» Task requirements
Give the records again exactly as written. Leave out the pictures.

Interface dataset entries
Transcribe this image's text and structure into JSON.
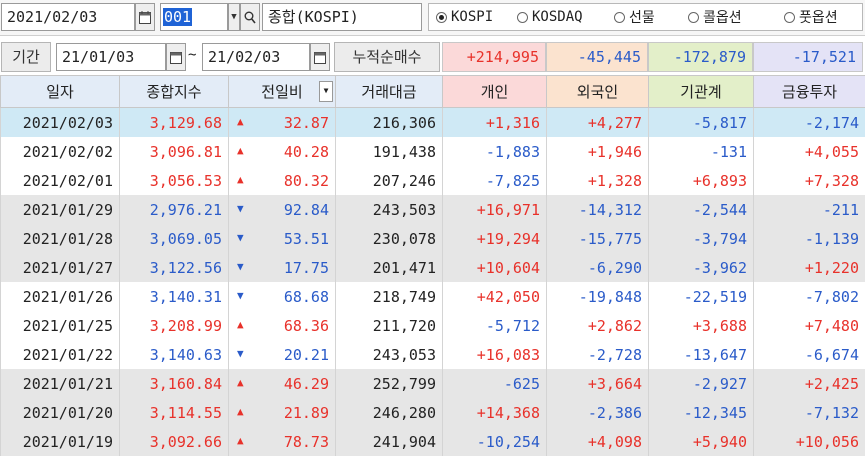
{
  "topbar": {
    "date_value": "2021/02/03",
    "code_value": "001",
    "index_name": "종합(KOSPI)",
    "markets": [
      {
        "label": "KOSPI",
        "selected": true
      },
      {
        "label": "KOSDAQ",
        "selected": false
      },
      {
        "label": "선물",
        "selected": false
      },
      {
        "label": "콜옵션",
        "selected": false
      },
      {
        "label": "풋옵션",
        "selected": false
      }
    ]
  },
  "period": {
    "label": "기간",
    "from": "21/01/03",
    "separator": "~",
    "to": "21/02/03",
    "sum_label": "누적순매수",
    "sums": [
      "+214,995",
      "-45,445",
      "-172,879",
      "-17,521"
    ]
  },
  "colors": {
    "up": "#e8312a",
    "down": "#2a5bc9",
    "selected_row": "#cfe9f5",
    "alt_row": "#e6e6e6"
  },
  "headers": [
    "일자",
    "종합지수",
    "전일비",
    "거래대금",
    "개인",
    "외국인",
    "기관계",
    "금융투자"
  ],
  "rows": [
    {
      "date": "2021/02/03",
      "index": "3,129.68",
      "dir": "up",
      "diff": "32.87",
      "amount": "216,306",
      "ind": "+1,316",
      "frg": "+4,277",
      "inst": "-5,817",
      "fin": "-2,174"
    },
    {
      "date": "2021/02/02",
      "index": "3,096.81",
      "dir": "up",
      "diff": "40.28",
      "amount": "191,438",
      "ind": "-1,883",
      "frg": "+1,946",
      "inst": "-131",
      "fin": "+4,055"
    },
    {
      "date": "2021/02/01",
      "index": "3,056.53",
      "dir": "up",
      "diff": "80.32",
      "amount": "207,246",
      "ind": "-7,825",
      "frg": "+1,328",
      "inst": "+6,893",
      "fin": "+7,328"
    },
    {
      "date": "2021/01/29",
      "index": "2,976.21",
      "dir": "down",
      "diff": "92.84",
      "amount": "243,503",
      "ind": "+16,971",
      "frg": "-14,312",
      "inst": "-2,544",
      "fin": "-211"
    },
    {
      "date": "2021/01/28",
      "index": "3,069.05",
      "dir": "down",
      "diff": "53.51",
      "amount": "230,078",
      "ind": "+19,294",
      "frg": "-15,775",
      "inst": "-3,794",
      "fin": "-1,139"
    },
    {
      "date": "2021/01/27",
      "index": "3,122.56",
      "dir": "down",
      "diff": "17.75",
      "amount": "201,471",
      "ind": "+10,604",
      "frg": "-6,290",
      "inst": "-3,962",
      "fin": "+1,220"
    },
    {
      "date": "2021/01/26",
      "index": "3,140.31",
      "dir": "down",
      "diff": "68.68",
      "amount": "218,749",
      "ind": "+42,050",
      "frg": "-19,848",
      "inst": "-22,519",
      "fin": "-7,802"
    },
    {
      "date": "2021/01/25",
      "index": "3,208.99",
      "dir": "up",
      "diff": "68.36",
      "amount": "211,720",
      "ind": "-5,712",
      "frg": "+2,862",
      "inst": "+3,688",
      "fin": "+7,480"
    },
    {
      "date": "2021/01/22",
      "index": "3,140.63",
      "dir": "down",
      "diff": "20.21",
      "amount": "243,053",
      "ind": "+16,083",
      "frg": "-2,728",
      "inst": "-13,647",
      "fin": "-6,674"
    },
    {
      "date": "2021/01/21",
      "index": "3,160.84",
      "dir": "up",
      "diff": "46.29",
      "amount": "252,799",
      "ind": "-625",
      "frg": "+3,664",
      "inst": "-2,927",
      "fin": "+2,425"
    },
    {
      "date": "2021/01/20",
      "index": "3,114.55",
      "dir": "up",
      "diff": "21.89",
      "amount": "246,280",
      "ind": "+14,368",
      "frg": "-2,386",
      "inst": "-12,345",
      "fin": "-7,132"
    },
    {
      "date": "2021/01/19",
      "index": "3,092.66",
      "dir": "up",
      "diff": "78.73",
      "amount": "241,904",
      "ind": "-10,254",
      "frg": "+4,098",
      "inst": "+5,940",
      "fin": "+10,056"
    }
  ]
}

» Expected output
Transcribe this image's text and structure into JSON.
{
  "topbar": {
    "date_value": "2021/02/03",
    "code_value": "001",
    "index_name": "종합(KOSPI)",
    "markets": [
      {
        "label": "KOSPI",
        "selected": true
      },
      {
        "label": "KOSDAQ",
        "selected": false
      },
      {
        "label": "선물",
        "selected": false
      },
      {
        "label": "콜옵션",
        "selected": false
      },
      {
        "label": "풋옵션",
        "selected": false
      }
    ]
  },
  "period": {
    "label": "기간",
    "from": "21/01/03",
    "separator": "~",
    "to": "21/02/03",
    "sum_label": "누적순매수",
    "sums": [
      "+214,995",
      "-45,445",
      "-172,879",
      "-17,521"
    ]
  },
  "colors": {
    "up": "#e8312a",
    "down": "#2a5bc9",
    "selected_row": "#cfe9f5",
    "alt_row": "#e6e6e6"
  },
  "headers": [
    "일자",
    "종합지수",
    "전일비",
    "거래대금",
    "개인",
    "외국인",
    "기관계",
    "금융투자"
  ],
  "rows": [
    {
      "date": "2021/02/03",
      "index": "3,129.68",
      "dir": "up",
      "diff": "32.87",
      "amount": "216,306",
      "ind": "+1,316",
      "frg": "+4,277",
      "inst": "-5,817",
      "fin": "-2,174"
    },
    {
      "date": "2021/02/02",
      "index": "3,096.81",
      "dir": "up",
      "diff": "40.28",
      "amount": "191,438",
      "ind": "-1,883",
      "frg": "+1,946",
      "inst": "-131",
      "fin": "+4,055"
    },
    {
      "date": "2021/02/01",
      "index": "3,056.53",
      "dir": "up",
      "diff": "80.32",
      "amount": "207,246",
      "ind": "-7,825",
      "frg": "+1,328",
      "inst": "+6,893",
      "fin": "+7,328"
    },
    {
      "date": "2021/01/29",
      "index": "2,976.21",
      "dir": "down",
      "diff": "92.84",
      "amount": "243,503",
      "ind": "+16,971",
      "frg": "-14,312",
      "inst": "-2,544",
      "fin": "-211"
    },
    {
      "date": "2021/01/28",
      "index": "3,069.05",
      "dir": "down",
      "diff": "53.51",
      "amount": "230,078",
      "ind": "+19,294",
      "frg": "-15,775",
      "inst": "-3,794",
      "fin": "-1,139"
    },
    {
      "date": "2021/01/27",
      "index": "3,122.56",
      "dir": "down",
      "diff": "17.75",
      "amount": "201,471",
      "ind": "+10,604",
      "frg": "-6,290",
      "inst": "-3,962",
      "fin": "+1,220"
    },
    {
      "date": "2021/01/26",
      "index": "3,140.31",
      "dir": "down",
      "diff": "68.68",
      "amount": "218,749",
      "ind": "+42,050",
      "frg": "-19,848",
      "inst": "-22,519",
      "fin": "-7,802"
    },
    {
      "date": "2021/01/25",
      "index": "3,208.99",
      "dir": "up",
      "diff": "68.36",
      "amount": "211,720",
      "ind": "-5,712",
      "frg": "+2,862",
      "inst": "+3,688",
      "fin": "+7,480"
    },
    {
      "date": "2021/01/22",
      "index": "3,140.63",
      "dir": "down",
      "diff": "20.21",
      "amount": "243,053",
      "ind": "+16,083",
      "frg": "-2,728",
      "inst": "-13,647",
      "fin": "-6,674"
    },
    {
      "date": "2021/01/21",
      "index": "3,160.84",
      "dir": "up",
      "diff": "46.29",
      "amount": "252,799",
      "ind": "-625",
      "frg": "+3,664",
      "inst": "-2,927",
      "fin": "+2,425"
    },
    {
      "date": "2021/01/20",
      "index": "3,114.55",
      "dir": "up",
      "diff": "21.89",
      "amount": "246,280",
      "ind": "+14,368",
      "frg": "-2,386",
      "inst": "-12,345",
      "fin": "-7,132"
    },
    {
      "date": "2021/01/19",
      "index": "3,092.66",
      "dir": "up",
      "diff": "78.73",
      "amount": "241,904",
      "ind": "-10,254",
      "frg": "+4,098",
      "inst": "+5,940",
      "fin": "+10,056"
    }
  ]
}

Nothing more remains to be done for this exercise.